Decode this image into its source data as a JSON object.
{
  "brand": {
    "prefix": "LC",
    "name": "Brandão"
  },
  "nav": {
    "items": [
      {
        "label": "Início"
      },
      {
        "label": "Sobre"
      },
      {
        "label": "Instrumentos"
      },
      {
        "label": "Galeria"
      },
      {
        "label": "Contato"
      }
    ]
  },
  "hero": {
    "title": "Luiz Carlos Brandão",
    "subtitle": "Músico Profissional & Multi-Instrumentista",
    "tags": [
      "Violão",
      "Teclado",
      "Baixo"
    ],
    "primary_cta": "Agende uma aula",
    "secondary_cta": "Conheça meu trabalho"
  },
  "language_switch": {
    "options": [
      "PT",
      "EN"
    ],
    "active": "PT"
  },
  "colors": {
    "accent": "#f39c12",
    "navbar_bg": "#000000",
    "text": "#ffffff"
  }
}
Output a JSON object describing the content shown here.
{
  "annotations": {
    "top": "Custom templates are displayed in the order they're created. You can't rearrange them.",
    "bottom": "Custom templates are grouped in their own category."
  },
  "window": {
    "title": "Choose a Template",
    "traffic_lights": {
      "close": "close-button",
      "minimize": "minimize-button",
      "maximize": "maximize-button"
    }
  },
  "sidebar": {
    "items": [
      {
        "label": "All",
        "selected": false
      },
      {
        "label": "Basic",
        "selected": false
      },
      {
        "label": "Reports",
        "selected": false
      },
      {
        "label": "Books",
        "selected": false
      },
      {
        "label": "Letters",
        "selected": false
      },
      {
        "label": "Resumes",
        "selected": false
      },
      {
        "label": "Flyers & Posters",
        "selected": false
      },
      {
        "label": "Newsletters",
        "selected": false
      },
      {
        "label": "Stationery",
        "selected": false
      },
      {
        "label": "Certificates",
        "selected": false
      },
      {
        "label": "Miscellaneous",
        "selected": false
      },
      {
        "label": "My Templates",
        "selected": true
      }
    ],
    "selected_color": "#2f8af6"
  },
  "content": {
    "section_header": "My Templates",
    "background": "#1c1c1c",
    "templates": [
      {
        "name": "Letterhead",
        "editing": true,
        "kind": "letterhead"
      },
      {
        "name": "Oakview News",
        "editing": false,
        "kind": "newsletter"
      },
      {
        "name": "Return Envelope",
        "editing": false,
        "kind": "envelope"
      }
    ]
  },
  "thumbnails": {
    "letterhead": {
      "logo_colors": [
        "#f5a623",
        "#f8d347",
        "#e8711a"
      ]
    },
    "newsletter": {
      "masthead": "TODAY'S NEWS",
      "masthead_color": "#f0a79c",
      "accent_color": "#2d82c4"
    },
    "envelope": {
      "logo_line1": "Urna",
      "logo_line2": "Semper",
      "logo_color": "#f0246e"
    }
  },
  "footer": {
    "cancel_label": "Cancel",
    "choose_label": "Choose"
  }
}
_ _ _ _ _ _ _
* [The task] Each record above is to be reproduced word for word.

* [Task answer]
Decode this image into its source data as a JSON object.
{
  "brand": {
    "prefix": "LC",
    "name": "Brandão"
  },
  "nav": {
    "items": [
      {
        "label": "Início"
      },
      {
        "label": "Sobre"
      },
      {
        "label": "Instrumentos"
      },
      {
        "label": "Galeria"
      },
      {
        "label": "Contato"
      }
    ]
  },
  "hero": {
    "title": "Luiz Carlos Brandão",
    "subtitle": "Músico Profissional & Multi-Instrumentista",
    "tags": [
      "Violão",
      "Teclado",
      "Baixo"
    ],
    "primary_cta": "Agende uma aula",
    "secondary_cta": "Conheça meu trabalho"
  },
  "language_switch": {
    "options": [
      "PT",
      "EN"
    ],
    "active": "PT"
  },
  "colors": {
    "accent": "#f39c12",
    "navbar_bg": "#000000",
    "text": "#ffffff"
  }
}
Output a JSON object describing the content shown here.
{
  "annotations": {
    "top": "Custom templates are displayed in the order they're created. You can't rearrange them.",
    "bottom": "Custom templates are grouped in their own category."
  },
  "window": {
    "title": "Choose a Template",
    "traffic_lights": {
      "close": "close-button",
      "minimize": "minimize-button",
      "maximize": "maximize-button"
    }
  },
  "sidebar": {
    "items": [
      {
        "label": "All",
        "selected": false
      },
      {
        "label": "Basic",
        "selected": false
      },
      {
        "label": "Reports",
        "selected": false
      },
      {
        "label": "Books",
        "selected": false
      },
      {
        "label": "Letters",
        "selected": false
      },
      {
        "label": "Resumes",
        "selected": false
      },
      {
        "label": "Flyers & Posters",
        "selected": false
      },
      {
        "label": "Newsletters",
        "selected": false
      },
      {
        "label": "Stationery",
        "selected": false
      },
      {
        "label": "Certificates",
        "selected": false
      },
      {
        "label": "Miscellaneous",
        "selected": false
      },
      {
        "label": "My Templates",
        "selected": true
      }
    ],
    "selected_color": "#2f8af6"
  },
  "content": {
    "section_header": "My Templates",
    "background": "#1c1c1c",
    "templates": [
      {
        "name": "Letterhead",
        "editing": true,
        "kind": "letterhead"
      },
      {
        "name": "Oakview News",
        "editing": false,
        "kind": "newsletter"
      },
      {
        "name": "Return Envelope",
        "editing": false,
        "kind": "envelope"
      }
    ]
  },
  "thumbnails": {
    "letterhead": {
      "logo_colors": [
        "#f5a623",
        "#f8d347",
        "#e8711a"
      ]
    },
    "newsletter": {
      "masthead": "TODAY'S NEWS",
      "masthead_color": "#f0a79c",
      "accent_color": "#2d82c4"
    },
    "envelope": {
      "logo_line1": "Urna",
      "logo_line2": "Semper",
      "logo_color": "#f0246e"
    }
  },
  "footer": {
    "cancel_label": "Cancel",
    "choose_label": "Choose"
  }
}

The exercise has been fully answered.